In By Reason of Insanity Hayden tells the story of psychiatrist Dennis Astin, who is also his small town's medical examiner, and his quest to determine who murdered a young woman found dead in a local park. Astin is convinced that someone he knows is the killer, but at the same time, he begins to question his own sanity. Although Dan Swearingen wrote in Book-browser that the setting of the book is "drab," he noted that in this novel, the characters provide color and texture, and that he did not figure out the murderer's identity until late in the book.
Hayden's Writing the Mystery: A Start-to-Finish Guide for Novice and Professional provides down-to-earth advice for aspiring mystery writers. In accessible, everyday language, Hayden explains the ins and outs of plotting, characterization, suspense, editing, agents, and publication. She also provides helpful exercises that allow writers to practice what they've learned, and interviews with well-known mystery writers such as Elmore Leonard, Laura Lippmann, and Rick Riordan. A Publishers Weekly writer noted that this volume would be helpful to both aspiring writers and experienced writers who want to move up in the genre.
In addition to writing fiction and nonfiction, Hayden has worked as a book reviewer, feature writer, and columnist for various mystery magazines. She has also worked as a first reader for literary agents and for various publications, including Alfred Hitchcock's Mystery Magazine, Ellery Queen's Mystery Magazine, Asimov's Science Fiction, and Analog Science Fiction. Hayden is also a teacher of online courses for Writer's Online Workshop.
BIOGRAPHICAL AND CRITICAL SOURCES:
Library Journal, August, 2001, Lisa J. Cihlar, review of Writing the Mystery, p. 125.
New York Times Book Review, April 12, 1998, Gerald Jonas, review of Pacific Empire, p. 20.
Publishers Weekly, August 6, 2001, review of Writing the Mystery, p. 81.

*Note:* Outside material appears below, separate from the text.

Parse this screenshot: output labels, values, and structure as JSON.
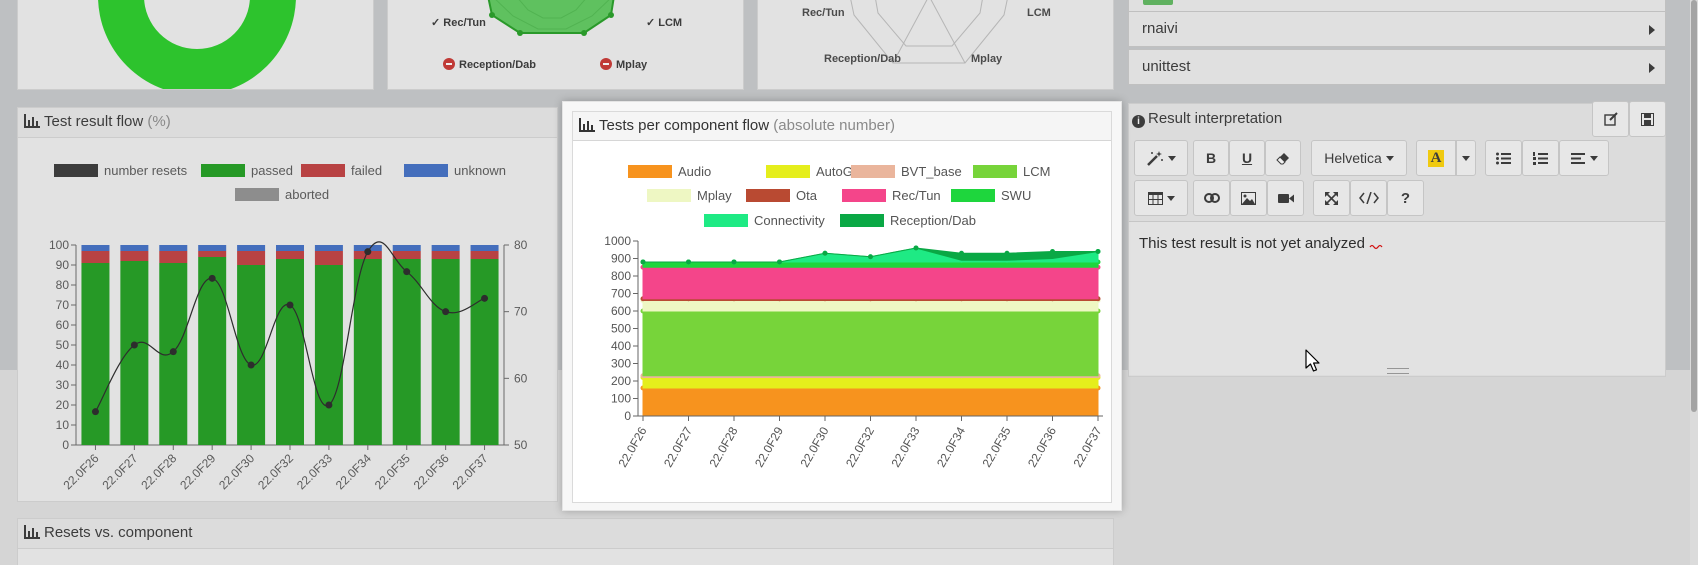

Bookbrowser,http://bookbrowser.com/ (July 23, 2002), Dan Swearingen, review of By Reason of Insanity.
Writers Online Workshops,http://www.writersonlineworkshops.com/ (July 23, 2002).*